I am an ambassador from McGavock’s Hospitality and Finance Academy, specifically the Banking and Finance pathway. This made me eligible to become the Cedarstone Bank’s McGavock Finance Student of the Month for January 2012. On January 12, 2012, a representative from Cedarstone Bank came to McGavock and presented me with a certificate; then I got to spend the day with him. This is what my day was like.

Willie McDonald from Cedarstone Bank arrived at 8:15 and took me back to the branch on Lebanon Road. I am also part of US Community Credit Union, so it was interesting to see the different points of view that a bank and a credit union have. I got to sit down with Melynda Bounds and she talked about loans and other procedures. Then I got to observe the tellers and see the differences in their systems and how they do things. I really enjoyed listening to them and talking about what each type of institution offers.

Then I got sit down and talk with Mr. McDonald. He has been in the banking industry for sixty-three years and fifty-five of them have been in Donelson. He has been involved in all kinds of committees and boards to help better his community and become more involved. The Tennessee House of Representatives even named him Honorary Mayor of Donelson. We talked for a while and he shared a few nuggets of wisdom.

Later, I got to go to the Donelson-Hermitage Chamber of Commerce luncheon. This was an awesome experience for me because I got to meet and talk to a number of important people in our community… people like the president of Summit Medical Center and the Operations Director for The Hermitage. This also gave me insight into what is going around me and the decisions that are being made that affect me. The keynote speaker was the president of Hands on Nashville, and I really enjoyed listening to him talk about how our community is volunteering and getting involved.

I ended my day by going on a service call with Mrs. Bounds. I learned about the three kinds of service calls; a cold call, where she has never met a person from the business; a warm call, where she has worked with the person before and is trying to get their business’s account; and a retention call, where the business is already a customer and she is checking in on them to see if everything is okay. I went on a retention call where we just talked with the customer and built a stronger relationship with them.
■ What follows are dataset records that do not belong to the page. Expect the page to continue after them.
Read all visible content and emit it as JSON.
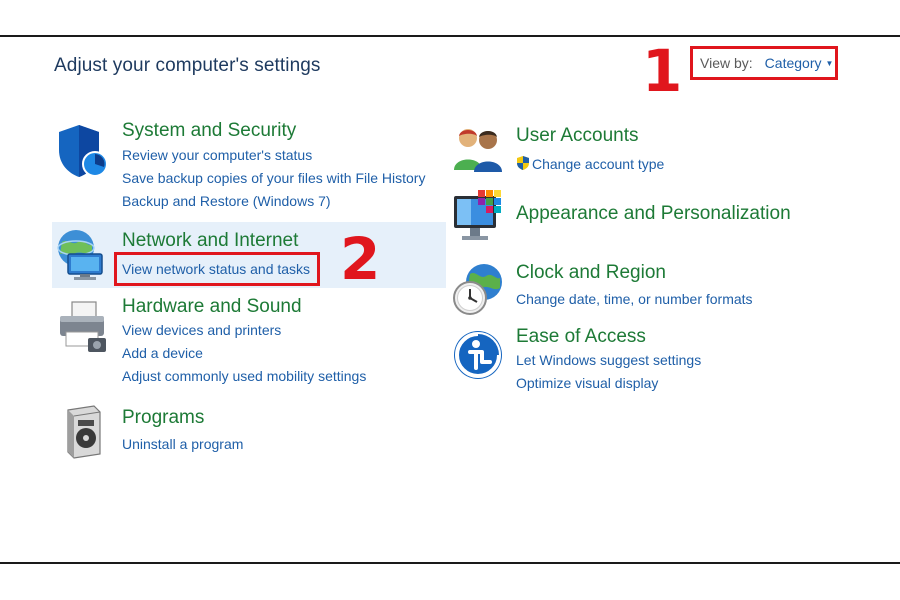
{
  "page": {
    "title": "Adjust your computer's settings",
    "view_by_label": "View by:",
    "view_by_value": "Category",
    "step_markers": [
      "1",
      "2"
    ]
  },
  "categories_left": [
    {
      "title": "System and Security",
      "icon": "shield-icon",
      "links": [
        "Review your computer's status",
        "Save backup copies of your files with File History",
        "Backup and Restore (Windows 7)"
      ]
    },
    {
      "title": "Network and Internet",
      "icon": "network-globe-icon",
      "links": [
        "View network status and tasks"
      ]
    },
    {
      "title": "Hardware and Sound",
      "icon": "printer-icon",
      "links": [
        "View devices and printers",
        "Add a device",
        "Adjust commonly used mobility settings"
      ]
    },
    {
      "title": "Programs",
      "icon": "programs-box-icon",
      "links": [
        "Uninstall a program"
      ]
    }
  ],
  "categories_right": [
    {
      "title": "User Accounts",
      "icon": "users-icon",
      "links": [
        "Change account type"
      ]
    },
    {
      "title": "Appearance and Personalization",
      "icon": "monitor-palette-icon",
      "links": []
    },
    {
      "title": "Clock and Region",
      "icon": "clock-globe-icon",
      "links": [
        "Change date, time, or number formats"
      ]
    },
    {
      "title": "Ease of Access",
      "icon": "ease-of-access-icon",
      "links": [
        "Let Windows suggest settings",
        "Optimize visual display"
      ]
    }
  ],
  "colors": {
    "category_title": "#1d7a36",
    "link": "#1f5fa8",
    "annotation_red": "#e0161d",
    "highlight": "#e6f0fa"
  }
}
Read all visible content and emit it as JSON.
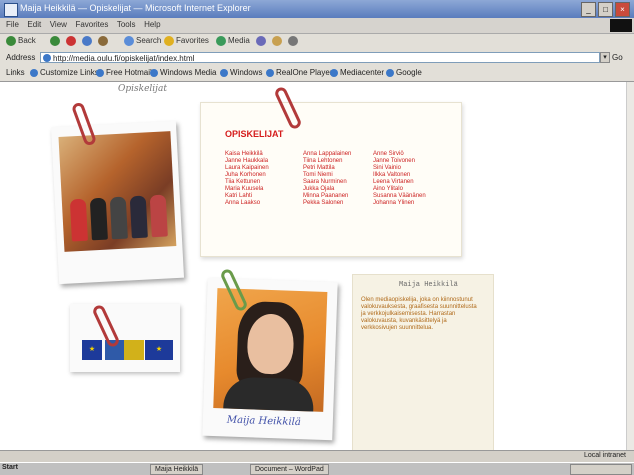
{
  "window": {
    "title": "Maija Heikkilä — Opiskelijat — Microsoft Internet Explorer"
  },
  "menu": [
    "File",
    "Edit",
    "View",
    "Favorites",
    "Tools",
    "Help"
  ],
  "toolbar": {
    "back": "Back",
    "search": "Search",
    "favorites": "Favorites",
    "media": "Media"
  },
  "address": {
    "label": "Address",
    "value": "http://media.oulu.fi/opiskelijat/index.html",
    "go": "Go"
  },
  "links": {
    "label": "Links",
    "items": [
      "Customize Links",
      "Free Hotmail",
      "Windows Media",
      "Windows",
      "RealOne Player",
      "Mediacenter",
      "Google"
    ]
  },
  "page": {
    "handnote": "Opiskelijat",
    "list_heading": "OPISKELIJAT",
    "col1": [
      "Kaisa Heikkilä",
      "Janne Haukkala",
      "Laura Kaipainen",
      "Juha Korhonen",
      "Tiia Kettunen",
      "Maria Kuusela",
      "Katri Lahti",
      "Anna Laakso"
    ],
    "col2": [
      "Anna Lappalainen",
      "Tiina Lehtonen",
      "Petri Mattila",
      "Tomi Niemi",
      "Saara Nurminen",
      "Jukka Ojala",
      "Minna Paananen",
      "Pekka Salonen"
    ],
    "col3": [
      "Anne Sirviö",
      "Janne Toivonen",
      "Sini Vainio",
      "Ilkka Valtonen",
      "Leena Virtanen",
      "Aino Ylitalo",
      "Susanna Väänänen",
      "Johanna Ylinen"
    ],
    "bio_title": "Maija Heikkilä",
    "bio_text": "Olen mediaopiskelija, joka on kiinnostunut valokuvauksesta, graafisesta suunnittelusta ja verkkojulkaisemisesta. Harrastan valokuvausta, kuvankäsittelyä ja verkkosivujen suunnittelua.",
    "signature": "Maija Heikkilä",
    "flag_stars": "★"
  },
  "status": {
    "zone": "Local intranet"
  },
  "taskbar": {
    "start": "Start",
    "tasks": [
      "Maija Heikkilä",
      "Document – WordPad"
    ]
  },
  "colors": {
    "accent_red": "#d51c1c",
    "titlebar": "#5a7cbd"
  }
}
I want to thank The Academies of Nashville and Cedarstone Bank for giving me these opportunities and allowing me to learn things skills that go with academics. I also appreciate the opportunity to be more involved in my community.  The Academies have enriched my high school experience and have made me a more well-rounded person.